-- RECORDS SUPPLIED --
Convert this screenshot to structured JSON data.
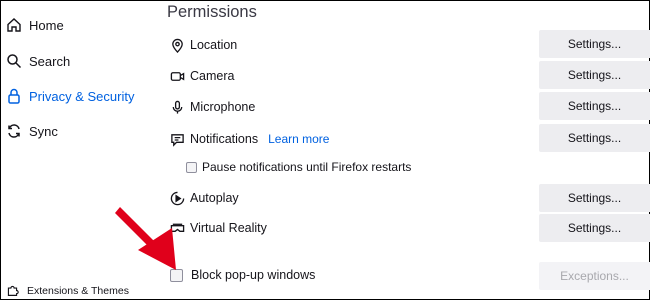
{
  "sidebar": {
    "items": [
      {
        "label": "Home",
        "icon": "home-icon"
      },
      {
        "label": "Search",
        "icon": "search-icon"
      },
      {
        "label": "Privacy & Security",
        "icon": "lock-icon",
        "selected": true
      },
      {
        "label": "Sync",
        "icon": "sync-icon"
      }
    ],
    "extensions_label": "Extensions & Themes"
  },
  "permissions": {
    "title": "Permissions",
    "rows": [
      {
        "label": "Location",
        "icon": "location-pin-icon",
        "button": "Settings..."
      },
      {
        "label": "Camera",
        "icon": "camera-icon",
        "button": "Settings..."
      },
      {
        "label": "Microphone",
        "icon": "microphone-icon",
        "button": "Settings..."
      },
      {
        "label": "Notifications",
        "icon": "notification-bubble-icon",
        "button": "Settings...",
        "link": "Learn more"
      },
      {
        "label": "Autoplay",
        "icon": "autoplay-icon",
        "button": "Settings..."
      },
      {
        "label": "Virtual Reality",
        "icon": "vr-headset-icon",
        "button": "Settings..."
      }
    ],
    "pause_notifications_label": "Pause notifications until Firefox restarts",
    "block_popups_label": "Block pop-up windows",
    "exceptions_label": "Exceptions..."
  },
  "colors": {
    "accent": "#0061e0",
    "annotation_arrow": "#e0001b",
    "button_bg": "#ededf0"
  }
}
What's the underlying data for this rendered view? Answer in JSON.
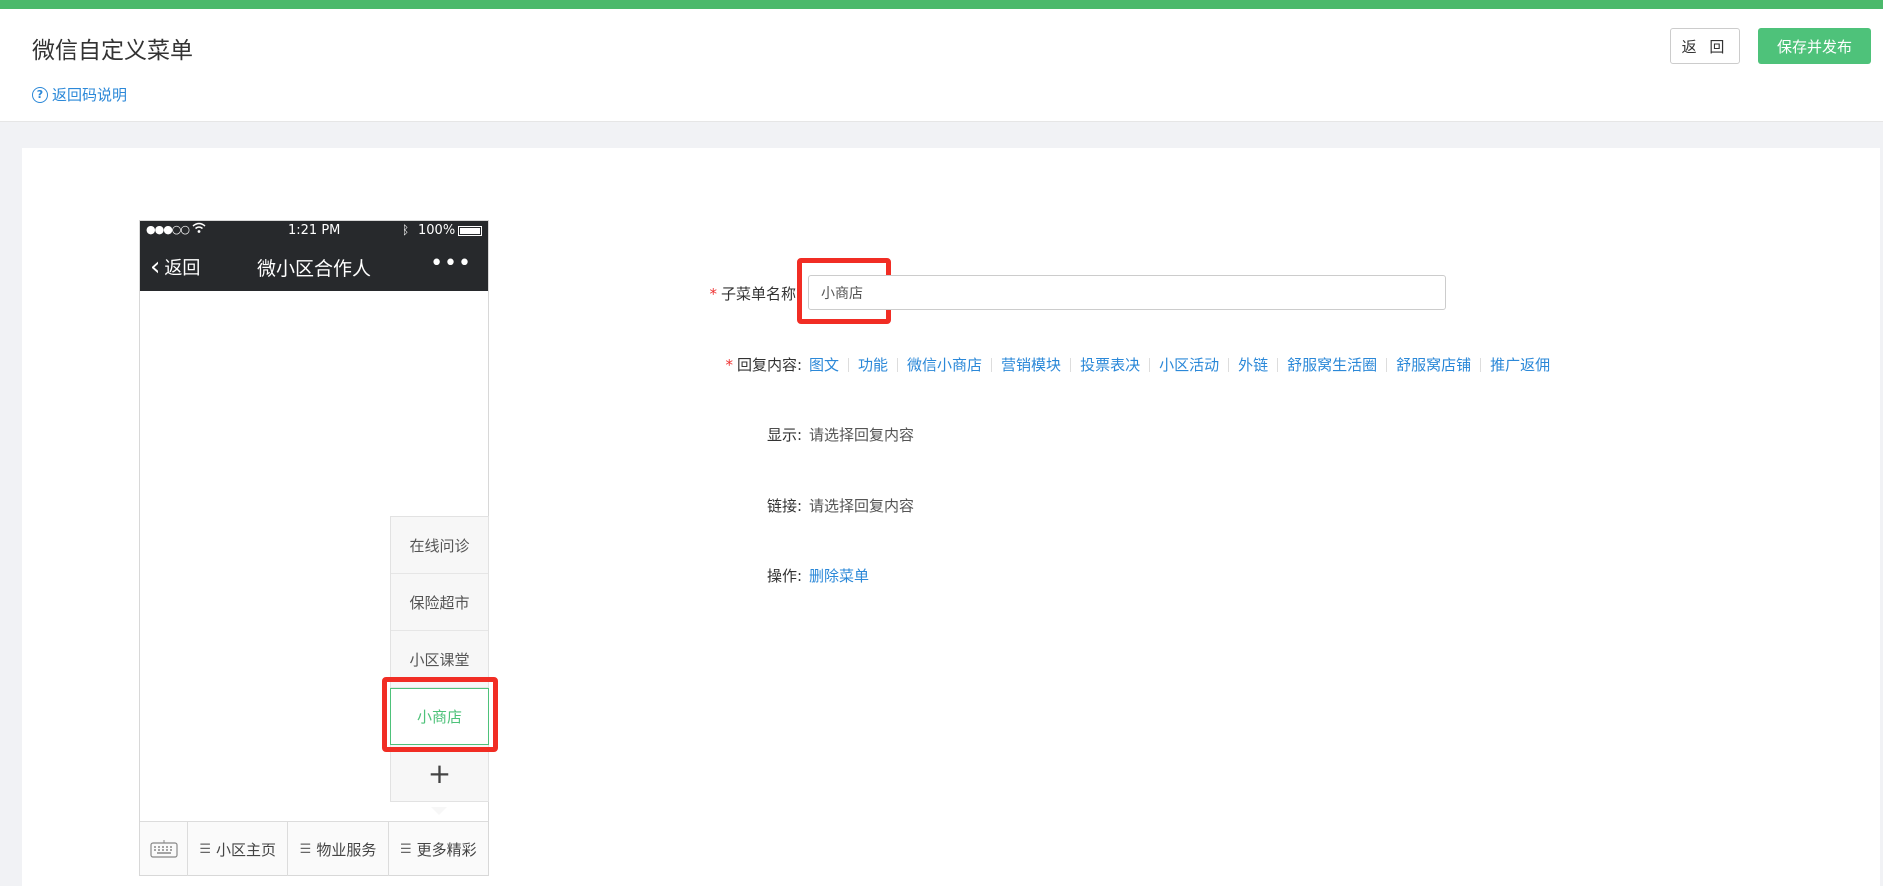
{
  "header": {
    "title": "微信自定义菜单",
    "help_link": "返回码说明",
    "help_icon": "question-circle-icon",
    "back_button": "返 回",
    "save_button": "保存并发布"
  },
  "colors": {
    "accent_green": "#4ec27a",
    "link_blue": "#2b88d8",
    "highlight_red": "#f12d24",
    "phone_header": "#27292c"
  },
  "phone": {
    "status": {
      "signal": "●●●○○",
      "time": "1:21 PM",
      "battery": "100%"
    },
    "nav": {
      "back_label": "返回",
      "title": "微小区合作人",
      "more": "•••"
    },
    "submenu": {
      "items": [
        {
          "label": "在线问诊",
          "active": false
        },
        {
          "label": "保险超市",
          "active": false
        },
        {
          "label": "小区课堂",
          "active": false
        },
        {
          "label": "小商店",
          "active": true
        }
      ],
      "add": "+"
    },
    "bottom_menu": {
      "keyboard_icon": "keyboard-icon",
      "tabs": [
        "小区主页",
        "物业服务",
        "更多精彩"
      ]
    }
  },
  "form": {
    "name_label": "子菜单名称",
    "name_value": "小商店",
    "reply_label": "回复内容:",
    "reply_options": [
      "图文",
      "功能",
      "微信小商店",
      "营销模块",
      "投票表决",
      "小区活动",
      "外链",
      "舒服窝生活圈",
      "舒服窝店铺",
      "推广返佣"
    ],
    "display_label": "显示:",
    "display_value": "请选择回复内容",
    "link_label": "链接:",
    "link_value": "请选择回复内容",
    "action_label": "操作:",
    "delete_link": "删除菜单"
  }
}
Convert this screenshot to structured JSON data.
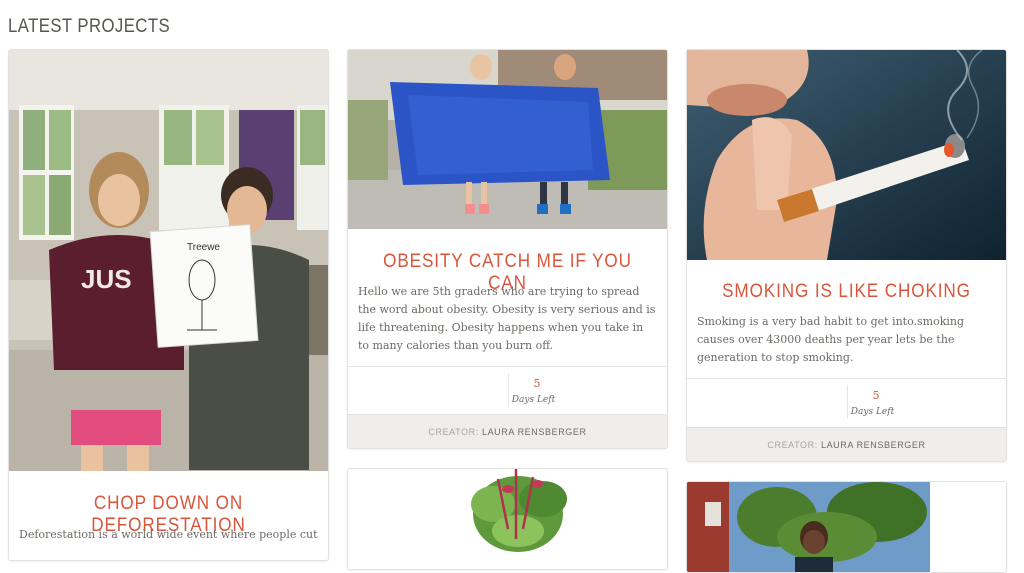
{
  "section": {
    "title": "LATEST PROJECTS"
  },
  "colors": {
    "accent": "#d9563a",
    "text": "#6e6964",
    "footer_bg": "#efeeed"
  },
  "projects": [
    {
      "title": "CHOP DOWN ON DEFORESTATION",
      "description": "Deforestation is a world wide event where people cut",
      "image": "two-students-holding-tree-drawing-photo",
      "drawing_text": "Treewe"
    },
    {
      "title": "OBESITY CATCH ME IF YOU CAN",
      "description": "Hello we are 5th graders who are trying to spread the word about obesity. Obesity is very serious and is life threatening. Obesity happens when you take in to many calories than you burn off.",
      "image": "students-holding-blue-banner-photo",
      "days_left": "5",
      "days_left_label": "Days Left",
      "creator_label": "CREATOR:",
      "creator_name": "LAURA RENSBERGER"
    },
    {
      "title": "SMOKING IS LIKE CHOKING",
      "description": "Smoking is a very bad habit to get into.smoking causes over 43000 deaths per year lets be the generation to stop smoking.",
      "image": "hand-holding-cigarette-photo",
      "days_left": "5",
      "days_left_label": "Days Left",
      "creator_label": "CREATOR:",
      "creator_name": "LAURA RENSBERGER"
    },
    {
      "image": "leafy-plant-photo"
    },
    {
      "image": "student-outdoors-trees-photo"
    }
  ]
}
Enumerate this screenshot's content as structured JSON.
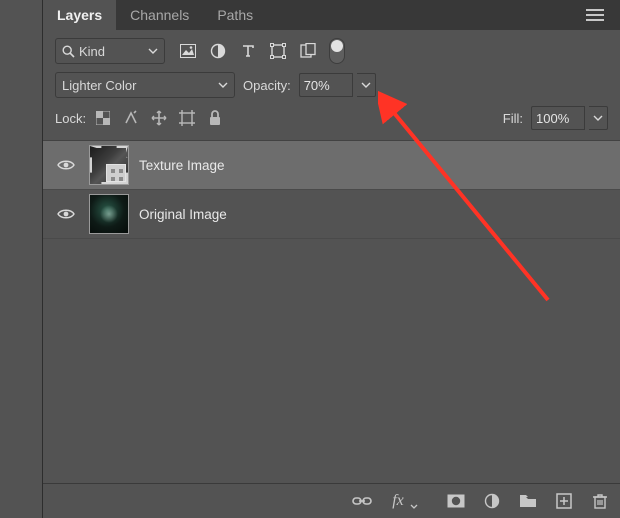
{
  "tabs": {
    "layers": "Layers",
    "channels": "Channels",
    "paths": "Paths"
  },
  "filter": {
    "kind": "Kind"
  },
  "blend": {
    "mode": "Lighter Color",
    "opacity_label": "Opacity:",
    "opacity_value": "70%",
    "fill_label": "Fill:",
    "fill_value": "100%"
  },
  "lock": {
    "label": "Lock:"
  },
  "layers": [
    {
      "name": "Texture Image"
    },
    {
      "name": "Original Image"
    }
  ],
  "icons": {
    "search": "search-icon",
    "menu": "panel-menu-icon"
  }
}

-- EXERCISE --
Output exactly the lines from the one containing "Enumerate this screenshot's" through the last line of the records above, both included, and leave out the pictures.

-- ANSWER BOX --
Enumerate this screenshot's content as structured JSON.
{
  "tabs": {
    "layers": "Layers",
    "channels": "Channels",
    "paths": "Paths"
  },
  "filter": {
    "kind": "Kind"
  },
  "blend": {
    "mode": "Lighter Color",
    "opacity_label": "Opacity:",
    "opacity_value": "70%",
    "fill_label": "Fill:",
    "fill_value": "100%"
  },
  "lock": {
    "label": "Lock:"
  },
  "layers": [
    {
      "name": "Texture Image"
    },
    {
      "name": "Original Image"
    }
  ],
  "icons": {
    "search": "search-icon",
    "menu": "panel-menu-icon"
  }
}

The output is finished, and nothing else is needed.